Astronomers at ALMA, the Atacama Large Millimeter/submillimeter Array, have used the telescope's exquisite resolution to take the best-ever picture of planet formation. In the image, young planet-like objects are forming around HL Tau, a sun-like star about 450 million light years away.
Gas and dust are swirling in a protoplanetary disk around the star, slowly bumping and coalescing as gravity pulls them into more and more substantial objects. Astronomers have never been able to see such clearly defined gaps in the disk, which make it appear as a series of rings. These gaps are made as the planets form and grow, pushing away or sweeping up debris in their orbits.
"The first time I saw this image I thought it was probably a simulation, it was just way too good," National Radio Astronomy Observatory director Tony Beasley described in a video. Astronomers were surprised not just at the level of detail revealed, but also that it existed around a star so young: HL Tau is only about a million years old. "Such young stars are not expected to have large planetary bodies capable of producing the structures we see in this image," says ALMA's deputy director, Stuartt Corder.
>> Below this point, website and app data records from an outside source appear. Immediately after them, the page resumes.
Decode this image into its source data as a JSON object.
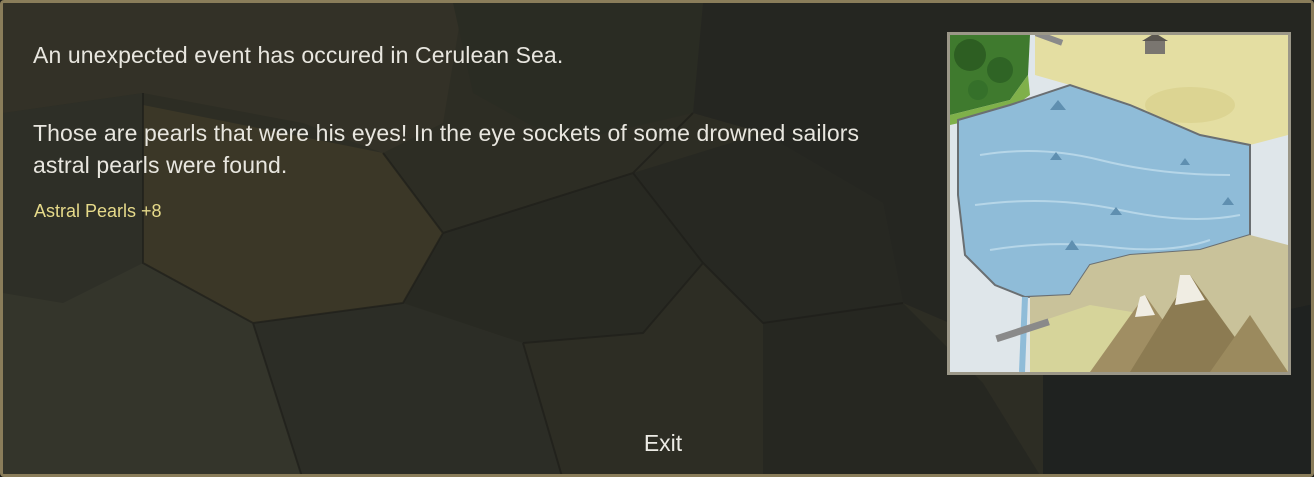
{
  "event_dialog": {
    "intro": "An unexpected event has occured in Cerulean Sea.",
    "description": "Those are pearls that were his eyes! In the eye sockets of some drowned sailors astral pearls were found.",
    "reward": "Astral Pearls +8",
    "exit_label": "Exit"
  },
  "colors": {
    "text": "#e8e6df",
    "reward": "#e6da8a",
    "frame_border": "#8a7d5a",
    "sea": "#8fbcd8",
    "grassland": "#e2dca0",
    "forest": "#3f7a2e",
    "snow": "#dde5ea",
    "mountain": "#b6a679"
  },
  "icons": {
    "event_image": "cerulean-sea-terrain-tile",
    "background": "world-map"
  }
}
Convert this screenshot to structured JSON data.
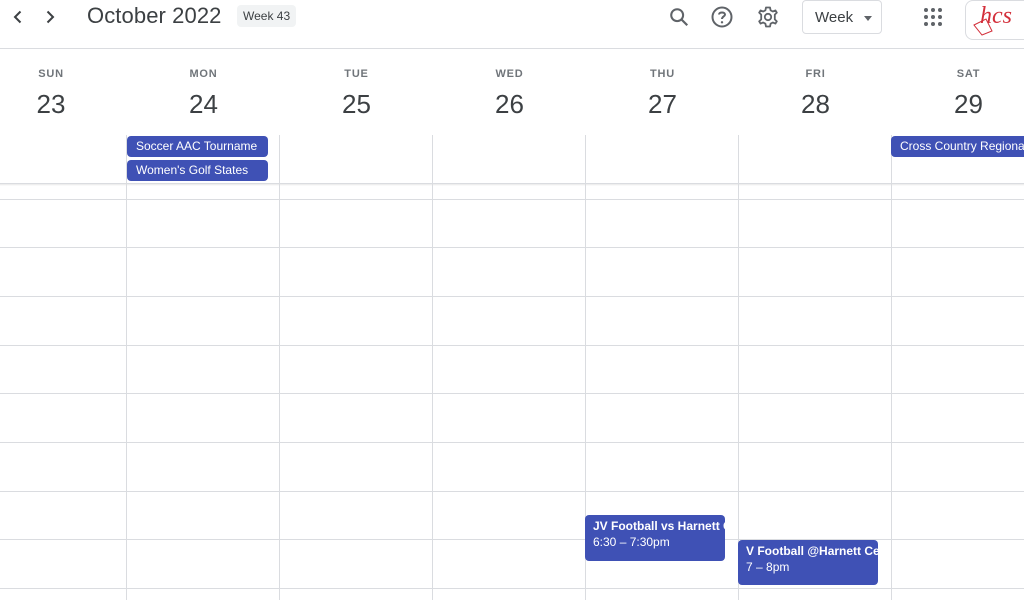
{
  "header": {
    "month_title": "October 2022",
    "week_badge": "Week 43",
    "view_label": "Week",
    "logo_text": "hcs"
  },
  "icons": {
    "prev": "chevron-left-icon",
    "next": "chevron-right-icon",
    "search": "search-icon",
    "help": "help-icon",
    "settings": "gear-icon",
    "apps": "apps-grid-icon"
  },
  "days": [
    {
      "dow": "SUN",
      "num": "23"
    },
    {
      "dow": "MON",
      "num": "24"
    },
    {
      "dow": "TUE",
      "num": "25"
    },
    {
      "dow": "WED",
      "num": "26"
    },
    {
      "dow": "THU",
      "num": "27"
    },
    {
      "dow": "FRI",
      "num": "28"
    },
    {
      "dow": "SAT",
      "num": "29"
    }
  ],
  "all_day_events": [
    {
      "title": "Soccer AAC Tourname"
    },
    {
      "title": "Women's Golf States"
    },
    {
      "title": "Cross Country Regiona"
    }
  ],
  "timed_events": [
    {
      "title": "JV Football vs Harnett C",
      "time": "6:30 – 7:30pm"
    },
    {
      "title": "V Football @Harnett Cen",
      "time": "7 – 8pm"
    }
  ],
  "colors": {
    "event": "#3f51b5",
    "grid": "#dadce0",
    "logo": "#d32f3a"
  }
}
The team expects the image will greatly increase scientists' understanding of the way solar systems form, and that ALMA will keep contributing by revealing even more detail in this and other protoplanetary disks, by observing them in different wavelengths.
ALMA is able to see through the gas and dust that hides HL Tau from visible-light telescopes. The array of 66 dishes, which began full operation last year in the Chilean desert, detects light in the radio and microwave spectrum. Read more about ALMA and how it lets astronomers see young planets as well as some of the first stars and galaxies born in the universe.